Cats are one of the most common domesticated animal on Earth, with an estimated 400 million worldwide. And yet they lack many characteristics that tended to make animals good for domestication. They are solitary hunters, making them relatively poor at responding to and valuing social hierarchies. So how exactly did early humans domesticate our feline friends? Recent research suggests stroking and treats may have been key to winning them over.
Cats were first domesticated around 9,000 – 10,000 years ago from the near eastern Wildcat (Felis silvestris lybica), which still roams the Middle East and northern Africa today. Cats first interacted with humans as they scavenged scraps of food from human settlements, but domesticating them can’t have been easy. The near eastern Wildcat is notoriously shy and solitary, hardly the ideal candidate for domestication. However, with the publication of the domestic cat genome this year, a few answers have begun to emerge. Cats were, it seems, domesticated primarily through rewards – food and petting.

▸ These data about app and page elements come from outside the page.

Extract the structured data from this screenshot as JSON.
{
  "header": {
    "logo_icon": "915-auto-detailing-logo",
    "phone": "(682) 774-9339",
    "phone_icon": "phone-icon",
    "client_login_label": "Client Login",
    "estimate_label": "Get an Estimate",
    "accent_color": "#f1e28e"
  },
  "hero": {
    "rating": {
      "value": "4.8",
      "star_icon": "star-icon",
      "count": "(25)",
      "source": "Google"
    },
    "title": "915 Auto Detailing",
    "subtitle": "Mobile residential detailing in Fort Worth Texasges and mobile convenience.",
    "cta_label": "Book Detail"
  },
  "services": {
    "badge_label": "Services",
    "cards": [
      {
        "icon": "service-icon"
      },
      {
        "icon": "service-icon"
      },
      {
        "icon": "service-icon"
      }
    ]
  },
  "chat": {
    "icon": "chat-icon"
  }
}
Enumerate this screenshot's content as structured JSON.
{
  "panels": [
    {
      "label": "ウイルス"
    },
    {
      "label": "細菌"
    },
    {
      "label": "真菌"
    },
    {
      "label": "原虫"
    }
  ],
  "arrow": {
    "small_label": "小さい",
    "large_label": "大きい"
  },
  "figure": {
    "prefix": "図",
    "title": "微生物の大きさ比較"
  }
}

Researchers at The Genome Institute, St Louis, generated the first full genome sequence of the domestic cat (Felis silvestris catus), and compared it to the genomes of the european Wildcat, the near eastern Wildcat and other domestic species including dogs and cattle. They found genetic changes in domesticated cats and dogs that adapted them to their new lives – improved fat metabolism to cope with a hypercarnivorous diet and heightened senses (primarily hearing and sight in cats and smell in dogs). The researchers also found several differences between wild and domestic cats that may offer clues into the process of domestication. In particular, domestic cats showed changes in genes involved in the reward centres of the brain and in the production of dopamine – the pleasure hormone. They also found changes in genes involved in fear conditioning and memory, probably also important in making cats more docile and trusting of humans.
So, it appears that humans domesticated cats by rewarding them – first with food, then with stroking, selecting for domestic cats that have increased pleasure responses. This process would not have actively discouraged the predatory nature of cats, however, which may explain why they continue to hunt no matter how much food we offer them. (A domestic cat kills between 30 and 50 birds a year, in the US, cats are responsible for killing 1.5 – 3.5 billion birds and 7 – 20 billion mammals every year!)
The neural crest hypothesis suggests that domestic and wild animals differ fundamentally in the development of their nervous systems, including their brains, resulting in a lack of fear and friendly characteristics that make them better companions for humans. This research provides the first data in support of the neural crest hypothesis, and reveals the deep effect of artificial selection on the genomes of domestic animals.
Want to Know More?
- Montague et al (2014) Comparative analysis of the domestic cat genome reveals genetic signatures underlying feline biology and domestication Proceedings of the National Academy of Sciences
- Loss, Will & Marra (2012) The impact of free-ranging domestic cats on wildlife of the United States Nature Communications